Ever had a bear try to claw its way into your house?
Kara Jackson has. The Forest Falls, Calif., youngster was home alone one afternoon when a bear tried to climb in through an open kitchen window. Kara knew what to do, however, and made enough noise to startle the bear and chase it away.
It was the family’s third bear encounter in a month.
Although you might not live in bear country like the Jacksons do, millions of Americans live in rural areas or have vacation homes where bears roam. A thrilling sight in the wild, a bear is less than charming when it’s trying to stick its nose in your refrigerator.
Keeping bears out of your household has a lot to do with common sense. Here’s what you need to know:
Eliminating enticing odors
Bears have excellent sniffers. Your first line of defense is to make sure they’re not attracted to your property because you left foodstuffs outside.
Bird feeders: Regularly clean up debris beneath bird feeders. Put away your bird feeders in early spring (April 1) and don’t put them back up until mid-November. Bring hummingbird feeders in at night.
Pet food: Feed pets indoors when possible, and store pet food indoors. If you feed animals outdoors, bring food dishes in at night.
Garbage: Put garbage out shortly before pickup time. Store garbage in a bear-resistant trash container or inside a storage area. Double-bag to reduce odors and place bags inside the container. Regularly clean and deodorize cans with bleach.
Grills: When cooking meat on the outdoor grill, don’t leave your food unattended. Thoroughly clean your grill after use, including the grease can and drip tray. Clean up spills on your deck or patio. Store the grill in a garage or shed when not in use.
Compost: Don’t add pungent items such as meat, melon rinds, or sweet-smelling foods to your compost pile. Regularly turn the pile and add lime to reduce odors.
Fruit trees and berry bushes: Harvest fruit from fruit trees and berry bushes as soon as it’s ripe. Pick up fallen produce frequently; rethink planting more fruit trees or berry bushes.
Beehives: Protect beehives with electric fencing.
Other: Even non-food items can attract bears. Take scented items, such as suntan lotion, insect repellent, soap, or candles indoors when not in use.
Preventing home invasions
During spring and fall, when bears are roaming around seeking food, or when a bear is reported in your area, close and lock windows and doors at all times. (Scents wafting from your home can lure bears inside.) Here are other ways to prevent bears from entering your yard, home, and garage.
Electric fencing: Install electric fencing around your yard or around fruit trees and gardens. Electric fencing gives bears a shock, but doesn’t harm them.

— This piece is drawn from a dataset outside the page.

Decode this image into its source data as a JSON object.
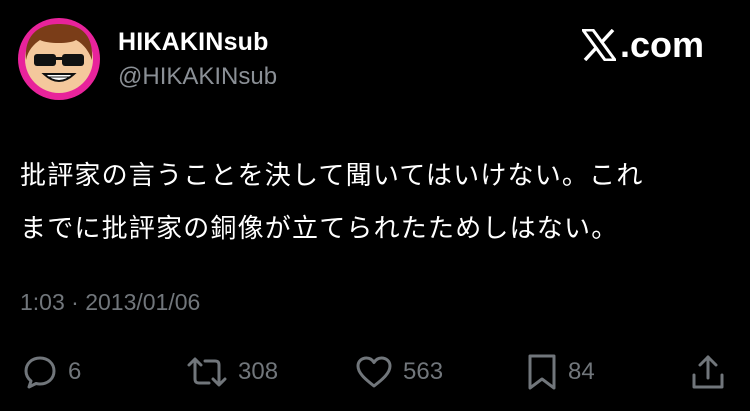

You’ll need an energy source (either a 12-volt marine battery or 110-volt household current), plus an energizer, fence posts, a grounding rod, and 14- or 12-gauge, hi-tensile galvanized steel wire. The largest expense is the energizer, a device that delivers the electrical pulse to the wire fence. Look for a charger that offers a minimum of .7 joules to effectively shock a bear.
A heavy-duty electric fencing kit that covers a 50-by-50-foot area costs about $1,100.
Bars/grilles on windows: Bears can easily push through screens and glass windows; steel grilles and bars — called burglar bars — are good deterrents. A burglar bar with a quick release mechanism for emergency egress is $200-$250 for a 42-by-54-inch window.
Deterrents: Install and use specially designed animal deterrents to discourage bears from entering your property.
- Infrared motion detector water sprays are design to humanely scare off all kinds of animals, including bears. Hook them to your garden hose or irrigation system. $50-$90.
- Motion-activated sound systems simulate a barking dog. Some types are radar-activated, meaning they can detect motion behind solid objects, such as fences. $60-$90.
- Motion-sensor lighting helps startle any kind of intruder — man or animal. $25-$100.
For a passive deterrent, liberally apply pine-scented cleaner around doors, window frames, and porch steps.
Crawl spaces: Securely block access to potential hibernation sites such as crawl spaces under decks and buildings.
What to do when you’re away
If your away from your house for an extended period of time, or you’re closing a vacation cabin for the season, be sure to clean out all foodstuffs from shelves, refrigerators, freezers, and pantries. Also:
- Sweep up any crumbs and debris, and remove all trash.
- Protect windows with heavy shutters. The Alaska Dept. of Fish and Game recommends custom-cut panels of ¾-inch plywood secured with hanger bolts.
- Don’t store food, such as dry pet food, anywhere in your house or garage. Remove it until you return.
Close encounters: What to do
Always be ready for an encounter with a bear in bear country and carry pepper spray. Use it only in the event of an attack. Black bears likely will run when you make noise by clapping, yelling, banging pots and pans, or blowing a boat air horn.
However, if you encounter a grizzly, remain quiet and back slowly away. Be certain you know the difference between a black bear and grizzly.